The fibula, or calf bone, is a bone placed on the lateral side of the tibia, with which it is connected above and below. It is the smaller of the two bones, and, in proportion to its length, the most slender of all the long bones. Its upper extremity is small, placed toward the back of the head of the tibia, below the level of the knee-joint, and excluded from the formation of this joint. Its lower extremity inclines a little forward, so as to be on a plane anterior to that of the upper end; it projects below the tibia, and forms the lateral part of the ankle-joint.
A fracture can be simple or compound. There are 7 types of fractures:
1) Avulsion: A fragment of bone is pulled away at the muscle or tendon attachment.
2) Transverse: A perpendicular crack along the length of the bone. A transverse fracture is a complete break, traveling all the way through the bone.
3) Green-Stick: A splintering of a soft bone. Most common in children because their bones are calcifying and have not hardened completely.
4) Oblique: A diagonal jagged break, not yet displaced.
5) Spiral: Similar to the oblique break, most common in ski accidents.
6) Impacted: Caused when a bone breaks and one end of the bone is driven into the other end.
7) Comminuted: May be referred to as a “blow out” fracture. Best described as a multiple amount of fragments that need to be repaired with screws or wires.
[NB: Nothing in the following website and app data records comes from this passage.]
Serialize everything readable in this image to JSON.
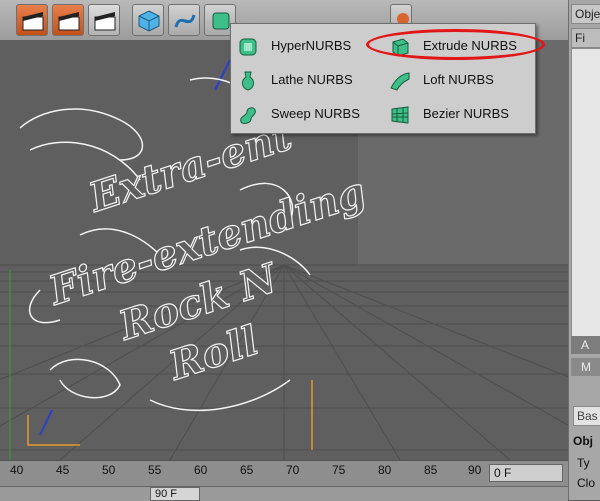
{
  "popup": {
    "items": [
      {
        "label": "HyperNURBS"
      },
      {
        "label": "Extrude NURBS"
      },
      {
        "label": "Lathe NURBS"
      },
      {
        "label": "Loft NURBS"
      },
      {
        "label": "Sweep NURBS"
      },
      {
        "label": "Bezier NURBS"
      }
    ]
  },
  "right_panel": {
    "tab1": "Obje",
    "tab2": "Fi",
    "dark1": "A",
    "dark2": "M",
    "input_basic": "Bas",
    "obj_header": "Obj",
    "ty": "Ty",
    "clo": "Clo"
  },
  "viewport_text": {
    "line1": "Extra-ent",
    "line2": "Fire-extending",
    "line3": "Rock N",
    "line4": "Roll"
  },
  "timeline": {
    "ticks": [
      "40",
      "45",
      "50",
      "55",
      "60",
      "65",
      "70",
      "75",
      "80",
      "85",
      "90"
    ],
    "frame": "0 F"
  },
  "bottom": {
    "field": "90 F"
  },
  "colors": {
    "accent": "#e21616",
    "toolbar_orange": "#d8652f",
    "nurbs_green": "#3fbe8a"
  }
}
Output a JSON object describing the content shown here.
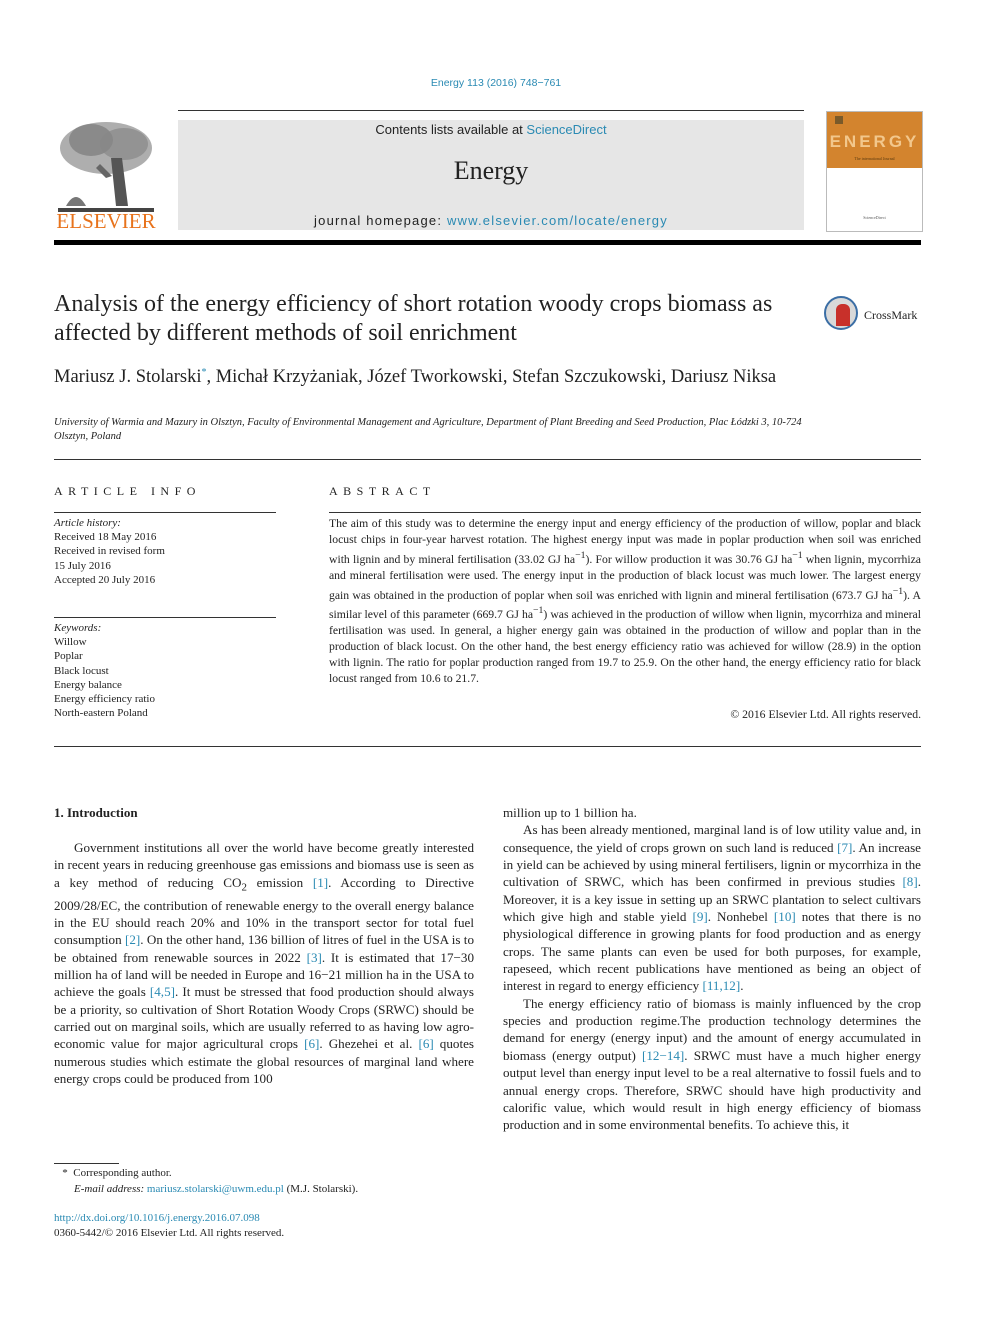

May require up to 6 weeks of casting for long bones, and up to 3 weeks of either splinting or casting for smaller bones. If a stress fracture occurs, there should be at least 14 days of rest.